This does not mean that the United States can or should jump into action whenever anyone breaks the law or disrupts the order. And upholding the U.N. system is itself an American interest. But when it comes to a vital interest such as upholding the ban on any and all use of weapons of mass destruction, and where the need for moral condemnation is so great that no rhetorical gesture could suffice to meet it, the United States might just have to be the world’s vigilante. That’s an unsatisfying, perhaps dangerous, reality, but the alternative – a world in which rogue powers are in the clear when using WMDs – is a far nastier one.

Barak Barfi, National Security Program Research Fellow, New America Foundation: As the possibility that the international community will punish Syria for its use of chemical weapons fades with each passing day, it is necessary to step back and examine how this episode will affect the proliferation and future use of weapons of mass destruction (WMD).

When the United States invaded Iraq in 2003, it declared that Baghdad’s possession of WMD was a casus belli. It has hinted that Iran’s efforts to acquire nuclear weapons would trigger the same. So when President Barack Obama proclaimed in August 2012 that ‘a red line for us is we start seeing a whole bunch of chemical weapons moving around or being utilized,’ it was natural to view his comments as a continuation of America’s post-Cold War policy on WMDs.

The administration’s dithering on Syria has muddied these clear waters. It is too facile to view the Syrian example as ushering in a new policy of ‘use them if you can get away with it.’ Because whether inaction today will embolden future rogue actors to employ WMD will largely depend on the mitigating circumstances of their conflict.

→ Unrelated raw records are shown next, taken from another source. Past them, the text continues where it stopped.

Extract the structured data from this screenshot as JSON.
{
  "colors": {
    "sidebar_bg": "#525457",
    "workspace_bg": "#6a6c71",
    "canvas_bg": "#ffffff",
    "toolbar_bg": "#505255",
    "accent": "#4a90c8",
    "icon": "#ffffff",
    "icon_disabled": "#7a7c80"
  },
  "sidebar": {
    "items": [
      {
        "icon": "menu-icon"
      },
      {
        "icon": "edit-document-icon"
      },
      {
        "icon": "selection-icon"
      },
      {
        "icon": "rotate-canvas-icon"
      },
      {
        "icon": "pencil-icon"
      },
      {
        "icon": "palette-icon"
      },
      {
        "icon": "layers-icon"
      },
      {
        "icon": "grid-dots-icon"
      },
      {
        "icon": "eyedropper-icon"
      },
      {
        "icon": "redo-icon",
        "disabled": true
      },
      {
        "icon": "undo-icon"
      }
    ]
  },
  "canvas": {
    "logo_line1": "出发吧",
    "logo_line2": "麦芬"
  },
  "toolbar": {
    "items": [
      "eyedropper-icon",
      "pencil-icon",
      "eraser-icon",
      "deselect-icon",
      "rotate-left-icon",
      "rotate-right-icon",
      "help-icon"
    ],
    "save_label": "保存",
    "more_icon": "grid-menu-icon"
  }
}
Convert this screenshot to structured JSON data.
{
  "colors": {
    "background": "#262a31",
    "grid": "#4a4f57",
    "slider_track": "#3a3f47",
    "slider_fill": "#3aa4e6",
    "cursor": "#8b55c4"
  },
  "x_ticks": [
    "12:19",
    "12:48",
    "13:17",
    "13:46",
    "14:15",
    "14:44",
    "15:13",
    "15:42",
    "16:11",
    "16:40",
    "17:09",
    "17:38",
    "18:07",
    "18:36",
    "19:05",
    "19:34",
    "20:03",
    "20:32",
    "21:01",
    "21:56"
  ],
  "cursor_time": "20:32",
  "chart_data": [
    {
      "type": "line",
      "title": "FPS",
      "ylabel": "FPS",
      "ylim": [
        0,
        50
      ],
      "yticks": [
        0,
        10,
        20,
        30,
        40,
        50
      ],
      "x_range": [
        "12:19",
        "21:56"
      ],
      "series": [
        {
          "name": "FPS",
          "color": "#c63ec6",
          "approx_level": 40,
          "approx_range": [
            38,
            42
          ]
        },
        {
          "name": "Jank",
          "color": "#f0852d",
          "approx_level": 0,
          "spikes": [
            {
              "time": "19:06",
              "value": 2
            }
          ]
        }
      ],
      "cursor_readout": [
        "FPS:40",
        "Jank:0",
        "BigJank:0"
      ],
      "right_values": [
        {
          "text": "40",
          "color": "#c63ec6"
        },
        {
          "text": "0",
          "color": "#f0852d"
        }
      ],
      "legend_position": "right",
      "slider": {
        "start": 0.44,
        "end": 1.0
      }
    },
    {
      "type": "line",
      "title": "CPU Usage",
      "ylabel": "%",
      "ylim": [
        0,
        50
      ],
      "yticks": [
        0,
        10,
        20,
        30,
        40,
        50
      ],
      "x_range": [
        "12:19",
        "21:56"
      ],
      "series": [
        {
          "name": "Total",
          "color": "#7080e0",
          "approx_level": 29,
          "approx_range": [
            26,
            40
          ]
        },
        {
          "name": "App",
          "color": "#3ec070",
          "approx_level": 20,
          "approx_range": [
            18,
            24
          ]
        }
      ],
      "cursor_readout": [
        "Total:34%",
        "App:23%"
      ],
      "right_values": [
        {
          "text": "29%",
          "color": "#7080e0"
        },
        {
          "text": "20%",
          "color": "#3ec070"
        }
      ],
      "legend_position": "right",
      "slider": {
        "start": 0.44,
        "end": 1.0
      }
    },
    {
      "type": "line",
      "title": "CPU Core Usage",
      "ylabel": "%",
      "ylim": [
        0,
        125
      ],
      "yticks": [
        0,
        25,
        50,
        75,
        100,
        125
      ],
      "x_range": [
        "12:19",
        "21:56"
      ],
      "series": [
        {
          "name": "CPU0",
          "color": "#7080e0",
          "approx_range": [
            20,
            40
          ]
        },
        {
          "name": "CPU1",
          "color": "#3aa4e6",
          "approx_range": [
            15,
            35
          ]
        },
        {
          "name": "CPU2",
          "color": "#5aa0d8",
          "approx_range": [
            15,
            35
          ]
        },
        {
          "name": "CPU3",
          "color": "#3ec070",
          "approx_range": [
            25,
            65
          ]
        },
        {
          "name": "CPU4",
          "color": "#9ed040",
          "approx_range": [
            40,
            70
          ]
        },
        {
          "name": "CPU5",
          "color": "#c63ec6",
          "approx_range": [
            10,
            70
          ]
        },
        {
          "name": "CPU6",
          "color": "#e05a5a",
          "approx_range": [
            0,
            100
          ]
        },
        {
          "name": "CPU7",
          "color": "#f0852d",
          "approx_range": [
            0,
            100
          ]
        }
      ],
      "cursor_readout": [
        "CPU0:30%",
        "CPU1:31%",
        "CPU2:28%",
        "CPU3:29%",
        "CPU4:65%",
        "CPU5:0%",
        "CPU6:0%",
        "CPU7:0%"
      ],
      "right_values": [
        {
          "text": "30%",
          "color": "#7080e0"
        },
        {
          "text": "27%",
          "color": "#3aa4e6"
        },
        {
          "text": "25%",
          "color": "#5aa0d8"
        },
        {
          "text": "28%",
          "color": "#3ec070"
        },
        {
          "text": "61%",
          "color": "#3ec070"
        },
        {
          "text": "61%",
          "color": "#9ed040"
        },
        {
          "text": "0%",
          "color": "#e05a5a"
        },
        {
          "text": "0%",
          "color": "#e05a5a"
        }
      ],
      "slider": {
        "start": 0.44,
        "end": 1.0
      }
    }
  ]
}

If a terrorist group such as Hizballah were to obtain Syria’s chemical weapons arsenal, it would be conflicted about employing them. Launching sarin tipped missiles into Israeli population areas would certainly serve Hizballah’s goals of exposing Israel’s military vulnerabilities. But a disproportionate Israeli response would decimate the organization, leaving it no more than a group of isolated cells scattered throughout Lebanon. Such considerations would be given much more weight in the group’s deliberations than fear of an international strike.

Realists believe interests rather than international law drives foreign policy. The United States has few interests in Syria and even if it tried to secure them, it is doubtful it could do so militarily. Future conflicts may be of greater importance to Washington, thus compelling it to intervene. As a result, looking to the Syrian conflict as a precedent for the interdiction of WMD use is as futile as believing that an American military strike will persuade the regime not to employ them again.

Danielle Pletka, Vice President of Foreign and Defense Policy Studies, American Enterprise Institute: It’s important to start with the understanding that there are no provisions in the Chemical Weapons Convention that require anyone, least of all the United States, to “retaliate” against those who violate its terms. And as Syria isn’t a signatory to the convention, the notion of an international obligation is irrelevant. The more important question is whether the President of the United States, particularly one who demanded Assad step aside and laid down a “red line” on the use of chemical weapons, can simply punt rather than strike at the heart of Assad’s ability to deliver CW. As a matter of precedent, there is ample precedent for doing nothing; the Anfal campaign against Iraq’s Kurds saw chemical weapons used against innocent civilians without international reprisal.

Assad himself has used these weapons 14 times according to reports. Obama administration officials tell us this time is different, that weapons of mass destruction could fall into terrorist hands; that Assad could use them again, as could others. All the more odd, therefore, that the President now seems loath to prosecute a Syrian strike. The real message that Obama’s inaction will send is that the United States is no longer a player on the global stage, no longer an enforcer of international norms; no longer a power to be reckoned with. Forget Assad for a moment. How will the Islamic Republic of Iran read Obama’s decision?